NATIONAL Security, Land Reform and Land Resettlement minister, Didymus Mutasa, has been cleared of political violence allegations after state w
itnesses declined to testify against him.
A Zanu PF faction is understood to have been making behind-the-scene manoeuvres to have Mutasa prosecuted for intra-party violence that erupted in Manicaland ahead of the March election last year.
The case stemmed from violence which broke out between one faction loyal to the minister and another aligned to Makoni North aspiring candidate, James Kaunye.
Last week, one of the defence lawyers in the on-going trial at Rusape Magistrates’ Court, Aston Musunga, confirmed that no state witness had implicated Mutasa for leading attacks that left Kaunye unconscious.
“All the 20 state witnesses did not implicate Minister Mutasa. What was mentioned in the state outline did not come up in court,” said Musunga.
The trial of 32 Zanu PF supporters accused of violence that involved Zanu PF’s Makoni North district chairman, Albert Nyakuedzwa, started in January after a botched attempt by the CIO to coerce witnesses to withdraw their testimonies.
The court issued an order barring the CIO from interfering with state witnesses, but refused an application by another defence lawyer, Amon Toto, for Mutasa to be indicted on the basis of the state outline.
Toto raised concerns of selective prosecution, saying Mutasa, as a “significant perpetrator” judging from the state outline, should be brought to court.

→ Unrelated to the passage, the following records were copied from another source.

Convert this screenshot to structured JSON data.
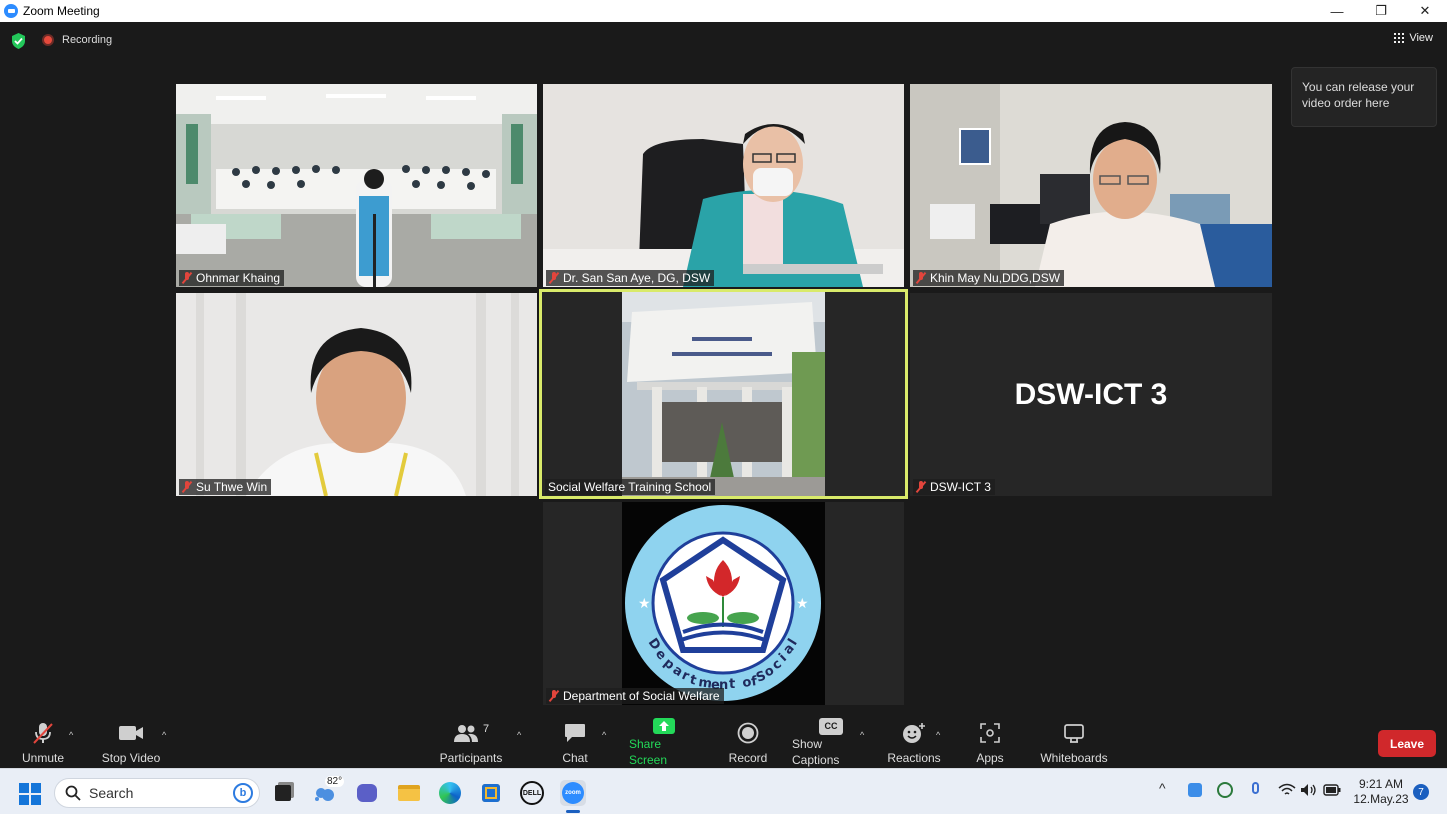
{
  "window": {
    "title": "Zoom Meeting",
    "minimize": "—",
    "restore": "❐",
    "close": "✕"
  },
  "topbar": {
    "recording_label": "Recording",
    "view_label": "View",
    "tooltip": "You can release your video order here"
  },
  "tiles": [
    {
      "name": "Ohnmar Khaing",
      "muted": true
    },
    {
      "name": "Dr. San San Aye, DG, DSW",
      "muted": true
    },
    {
      "name": "Khin May Nu,DDG,DSW",
      "muted": true
    },
    {
      "name": "Su Thwe Win",
      "muted": true
    },
    {
      "name": "Social Welfare Training School",
      "muted": false,
      "active_speaker": true
    },
    {
      "name": "DSW-ICT 3",
      "muted": true,
      "display_text": "DSW-ICT 3"
    },
    {
      "name": "Department of Social Welfare",
      "muted": true
    }
  ],
  "toolbar": {
    "unmute": "Unmute",
    "stop_video": "Stop Video",
    "participants": "Participants",
    "participants_count": "7",
    "chat": "Chat",
    "share_screen": "Share Screen",
    "record": "Record",
    "show_captions": "Show Captions",
    "cc": "CC",
    "reactions": "Reactions",
    "apps": "Apps",
    "whiteboards": "Whiteboards",
    "leave": "Leave"
  },
  "taskbar": {
    "search_label": "Search",
    "weather_temp": "82°",
    "time": "9:21 AM",
    "date": "12.May.23",
    "notification_count": "7",
    "dell_label": "DELL",
    "zoom_label": "zoom"
  },
  "colors": {
    "accent_green": "#23d959",
    "leave_red": "#d0282b",
    "active_border": "#d9ea6a",
    "mute_red": "#e2453c",
    "zoom_blue": "#2d8cff"
  }
}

Musunga said apart from Mutasa, 12 accused persons were also acquitted and discharged because no one was able to link them to the violence. The acquitted include Nyakuedzwa’s wife — Erica Nyaude, Zanu PF’s Makoni North secretary for transport, Happiness Mafuratidze, and the district’s deputy secretary for legal affairs, Everisto Bhosha, who was represented by Toto. The trial is expected to end today.